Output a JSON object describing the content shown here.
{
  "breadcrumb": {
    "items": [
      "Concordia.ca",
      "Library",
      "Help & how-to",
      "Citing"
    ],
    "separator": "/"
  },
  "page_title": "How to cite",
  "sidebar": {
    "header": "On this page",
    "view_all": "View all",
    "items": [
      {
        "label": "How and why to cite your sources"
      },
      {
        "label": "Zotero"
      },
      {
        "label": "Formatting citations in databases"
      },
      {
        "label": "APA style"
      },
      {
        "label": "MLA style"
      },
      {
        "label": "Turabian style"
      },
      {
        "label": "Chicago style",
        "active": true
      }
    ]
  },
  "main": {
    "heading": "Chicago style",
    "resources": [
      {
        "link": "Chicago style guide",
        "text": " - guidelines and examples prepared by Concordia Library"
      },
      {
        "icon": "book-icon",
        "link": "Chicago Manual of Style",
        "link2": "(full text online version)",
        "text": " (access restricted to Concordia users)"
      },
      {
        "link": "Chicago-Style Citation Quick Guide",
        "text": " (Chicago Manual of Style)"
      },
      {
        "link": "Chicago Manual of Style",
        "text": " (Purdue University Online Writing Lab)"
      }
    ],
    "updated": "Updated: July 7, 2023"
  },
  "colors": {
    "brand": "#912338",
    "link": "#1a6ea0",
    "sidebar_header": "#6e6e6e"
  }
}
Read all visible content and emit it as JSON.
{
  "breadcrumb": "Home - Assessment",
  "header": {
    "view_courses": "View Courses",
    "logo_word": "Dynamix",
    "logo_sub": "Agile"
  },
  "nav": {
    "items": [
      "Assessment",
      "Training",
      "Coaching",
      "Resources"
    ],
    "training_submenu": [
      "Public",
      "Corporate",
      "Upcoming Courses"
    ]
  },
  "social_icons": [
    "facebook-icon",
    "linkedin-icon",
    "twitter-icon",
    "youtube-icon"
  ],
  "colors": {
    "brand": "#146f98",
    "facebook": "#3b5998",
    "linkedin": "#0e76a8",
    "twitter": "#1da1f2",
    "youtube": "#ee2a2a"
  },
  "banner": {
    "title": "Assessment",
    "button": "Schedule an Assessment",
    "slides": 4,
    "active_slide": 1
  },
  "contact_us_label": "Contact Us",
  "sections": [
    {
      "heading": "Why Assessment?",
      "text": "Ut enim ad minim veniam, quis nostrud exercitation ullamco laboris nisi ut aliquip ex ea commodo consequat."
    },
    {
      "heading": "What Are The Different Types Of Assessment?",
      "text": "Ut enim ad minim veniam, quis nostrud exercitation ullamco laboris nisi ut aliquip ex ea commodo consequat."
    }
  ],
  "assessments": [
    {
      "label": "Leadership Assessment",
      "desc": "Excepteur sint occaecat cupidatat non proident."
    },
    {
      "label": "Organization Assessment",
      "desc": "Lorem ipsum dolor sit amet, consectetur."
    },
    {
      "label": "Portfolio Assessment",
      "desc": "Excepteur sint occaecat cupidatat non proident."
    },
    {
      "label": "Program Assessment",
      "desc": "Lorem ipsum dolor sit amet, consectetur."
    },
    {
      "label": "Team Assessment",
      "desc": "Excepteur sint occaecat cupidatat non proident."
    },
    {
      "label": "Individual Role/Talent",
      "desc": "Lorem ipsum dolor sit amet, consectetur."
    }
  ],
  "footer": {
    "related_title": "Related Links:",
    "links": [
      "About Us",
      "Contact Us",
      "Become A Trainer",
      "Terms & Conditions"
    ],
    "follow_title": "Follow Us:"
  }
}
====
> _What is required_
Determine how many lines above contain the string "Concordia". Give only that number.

> _Solution_
3